> [Work required]: Copy every record exactly as it stands. Leave the pictures out.

------------------------------------------------------------

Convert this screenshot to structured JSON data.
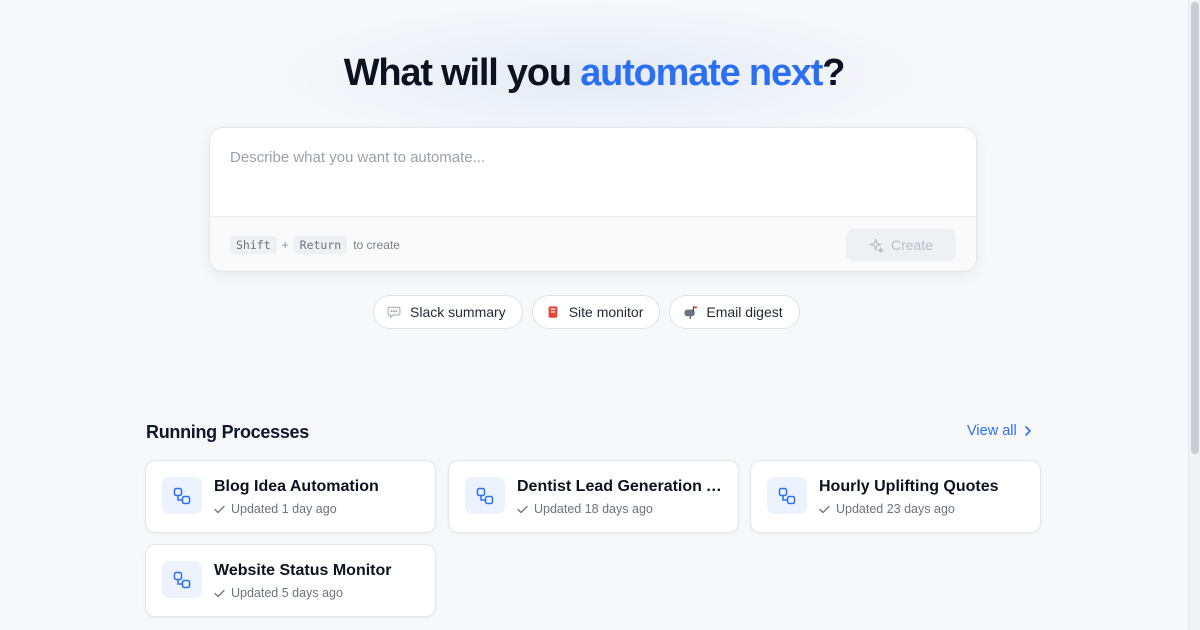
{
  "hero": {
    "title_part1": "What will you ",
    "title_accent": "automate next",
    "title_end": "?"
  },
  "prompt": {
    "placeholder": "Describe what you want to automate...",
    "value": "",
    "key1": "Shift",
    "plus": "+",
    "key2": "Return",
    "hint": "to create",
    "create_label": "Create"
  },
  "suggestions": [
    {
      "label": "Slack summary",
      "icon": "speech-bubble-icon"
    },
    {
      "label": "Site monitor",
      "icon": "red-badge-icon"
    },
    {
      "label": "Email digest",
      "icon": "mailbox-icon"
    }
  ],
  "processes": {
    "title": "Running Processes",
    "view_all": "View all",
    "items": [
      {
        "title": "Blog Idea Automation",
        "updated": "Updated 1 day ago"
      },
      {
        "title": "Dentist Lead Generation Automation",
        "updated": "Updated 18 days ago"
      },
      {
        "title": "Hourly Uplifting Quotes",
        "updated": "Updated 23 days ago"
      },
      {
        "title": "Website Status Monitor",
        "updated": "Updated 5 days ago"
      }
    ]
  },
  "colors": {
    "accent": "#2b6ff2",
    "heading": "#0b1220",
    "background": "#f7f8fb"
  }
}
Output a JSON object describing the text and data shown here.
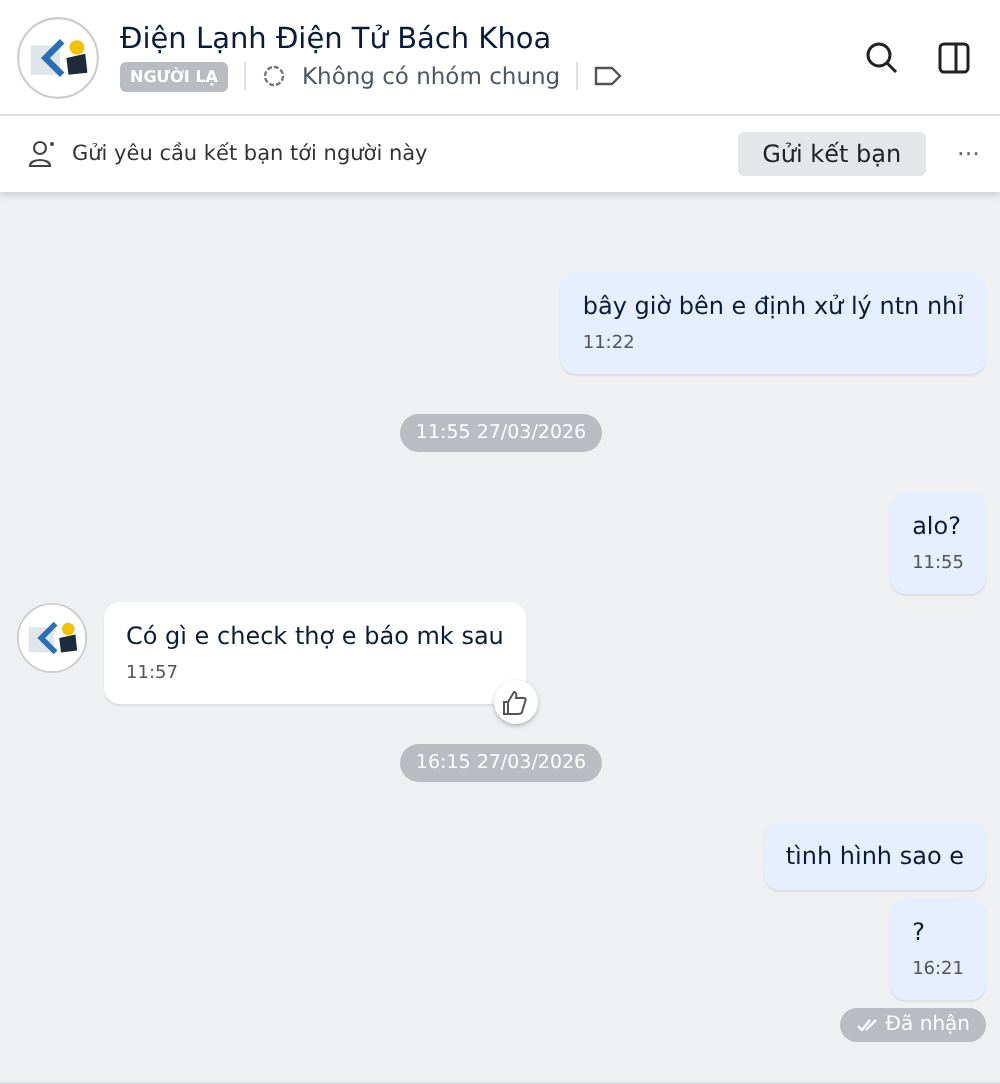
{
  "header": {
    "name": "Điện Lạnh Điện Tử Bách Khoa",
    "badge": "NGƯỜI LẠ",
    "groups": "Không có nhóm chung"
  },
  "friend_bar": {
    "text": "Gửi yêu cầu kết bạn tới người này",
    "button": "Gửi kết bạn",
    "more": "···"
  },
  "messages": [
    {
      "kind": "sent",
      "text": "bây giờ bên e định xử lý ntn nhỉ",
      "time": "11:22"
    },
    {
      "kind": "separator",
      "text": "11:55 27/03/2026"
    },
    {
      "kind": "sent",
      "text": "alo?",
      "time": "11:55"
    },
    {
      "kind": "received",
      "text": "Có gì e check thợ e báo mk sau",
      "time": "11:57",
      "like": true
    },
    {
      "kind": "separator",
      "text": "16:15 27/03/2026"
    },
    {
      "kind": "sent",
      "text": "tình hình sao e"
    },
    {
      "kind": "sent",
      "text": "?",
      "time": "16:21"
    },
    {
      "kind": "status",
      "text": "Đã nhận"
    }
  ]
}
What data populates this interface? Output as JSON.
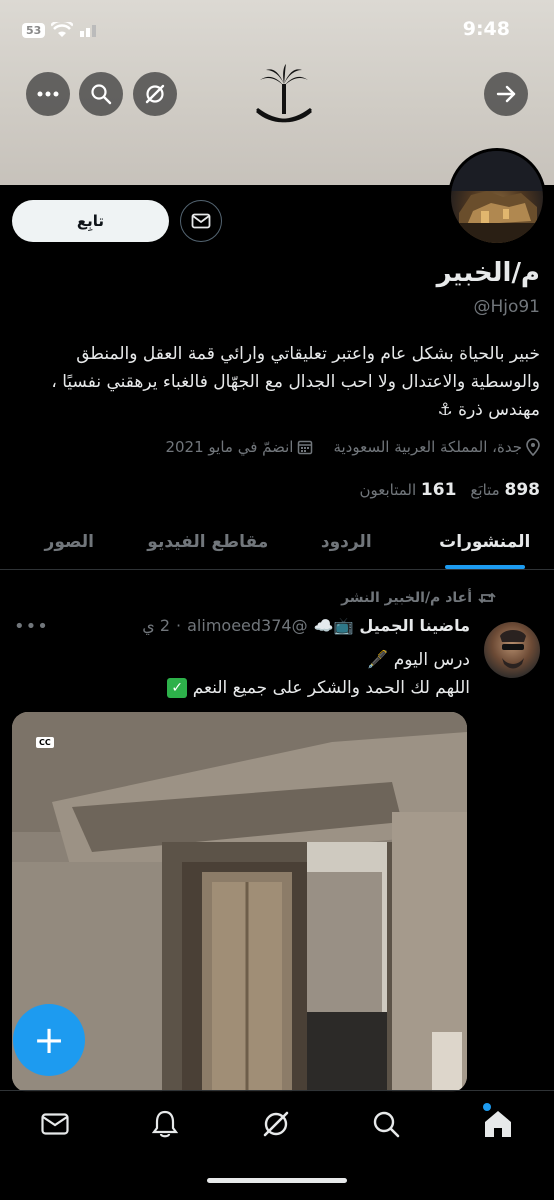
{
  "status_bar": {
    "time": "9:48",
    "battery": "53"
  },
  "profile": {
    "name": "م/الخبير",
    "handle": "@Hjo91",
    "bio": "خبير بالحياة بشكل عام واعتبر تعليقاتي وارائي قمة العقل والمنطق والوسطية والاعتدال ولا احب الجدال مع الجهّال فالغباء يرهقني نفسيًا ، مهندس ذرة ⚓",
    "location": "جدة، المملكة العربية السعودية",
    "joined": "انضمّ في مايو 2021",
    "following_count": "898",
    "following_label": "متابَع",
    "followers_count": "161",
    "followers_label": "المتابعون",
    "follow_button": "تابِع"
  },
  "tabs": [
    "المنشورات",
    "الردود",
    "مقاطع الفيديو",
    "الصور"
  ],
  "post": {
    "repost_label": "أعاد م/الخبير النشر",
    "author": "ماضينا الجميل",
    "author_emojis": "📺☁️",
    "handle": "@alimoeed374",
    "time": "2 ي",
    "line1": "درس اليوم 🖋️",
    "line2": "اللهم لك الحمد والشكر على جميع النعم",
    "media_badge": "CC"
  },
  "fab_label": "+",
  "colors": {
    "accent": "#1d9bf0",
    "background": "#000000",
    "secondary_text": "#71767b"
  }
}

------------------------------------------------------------

> [Completed task]:
Convert this screenshot to structured JSON data.
{
  "hero": {
    "title_part1": "What will you ",
    "title_accent": "automate next",
    "title_end": "?"
  },
  "prompt": {
    "placeholder": "Describe what you want to automate...",
    "value": "",
    "key1": "Shift",
    "plus": "+",
    "key2": "Return",
    "hint": "to create",
    "create_label": "Create"
  },
  "suggestions": [
    {
      "label": "Slack summary",
      "icon": "speech-bubble-icon"
    },
    {
      "label": "Site monitor",
      "icon": "red-badge-icon"
    },
    {
      "label": "Email digest",
      "icon": "mailbox-icon"
    }
  ],
  "processes": {
    "title": "Running Processes",
    "view_all": "View all",
    "items": [
      {
        "title": "Blog Idea Automation",
        "updated": "Updated 1 day ago"
      },
      {
        "title": "Dentist Lead Generation Automation",
        "updated": "Updated 18 days ago"
      },
      {
        "title": "Hourly Uplifting Quotes",
        "updated": "Updated 23 days ago"
      },
      {
        "title": "Website Status Monitor",
        "updated": "Updated 5 days ago"
      }
    ]
  },
  "colors": {
    "accent": "#2b6ff2",
    "heading": "#0b1220",
    "background": "#f7f8fb"
  }
}
Output a JSON object describing the text and data shown here.
{
  "header": {
    "name": "Điện Lạnh Điện Tử Bách Khoa",
    "badge": "NGƯỜI LẠ",
    "groups": "Không có nhóm chung"
  },
  "friend_bar": {
    "text": "Gửi yêu cầu kết bạn tới người này",
    "button": "Gửi kết bạn",
    "more": "···"
  },
  "messages": [
    {
      "kind": "sent",
      "text": "bây giờ bên e định xử lý ntn nhỉ",
      "time": "11:22"
    },
    {
      "kind": "separator",
      "text": "11:55 27/03/2026"
    },
    {
      "kind": "sent",
      "text": "alo?",
      "time": "11:55"
    },
    {
      "kind": "received",
      "text": "Có gì e check thợ e báo mk sau",
      "time": "11:57",
      "like": true
    },
    {
      "kind": "separator",
      "text": "16:15 27/03/2026"
    },
    {
      "kind": "sent",
      "text": "tình hình sao e"
    },
    {
      "kind": "sent",
      "text": "?",
      "time": "16:21"
    },
    {
      "kind": "status",
      "text": "Đã nhận"
    }
  ]
}
What data populates this interface? Output as JSON.
{
  "status_bar": {
    "time": "9:48",
    "battery": "53"
  },
  "profile": {
    "name": "م/الخبير",
    "handle": "@Hjo91",
    "bio": "خبير بالحياة بشكل عام واعتبر تعليقاتي وارائي قمة العقل والمنطق والوسطية والاعتدال ولا احب الجدال مع الجهّال فالغباء يرهقني نفسيًا ، مهندس ذرة ⚓",
    "location": "جدة، المملكة العربية السعودية",
    "joined": "انضمّ في مايو 2021",
    "following_count": "898",
    "following_label": "متابَع",
    "followers_count": "161",
    "followers_label": "المتابعون",
    "follow_button": "تابِع"
  },
  "tabs": [
    "المنشورات",
    "الردود",
    "مقاطع الفيديو",
    "الصور"
  ],
  "post": {
    "repost_label": "أعاد م/الخبير النشر",
    "author": "ماضينا الجميل",
    "author_emojis": "📺☁️",
    "handle": "@alimoeed374",
    "time": "2 ي",
    "line1": "درس اليوم 🖋️",
    "line2": "اللهم لك الحمد والشكر على جميع النعم",
    "media_badge": "CC"
  },
  "fab_label": "+",
  "colors": {
    "accent": "#1d9bf0",
    "background": "#000000",
    "secondary_text": "#71767b"
  }
}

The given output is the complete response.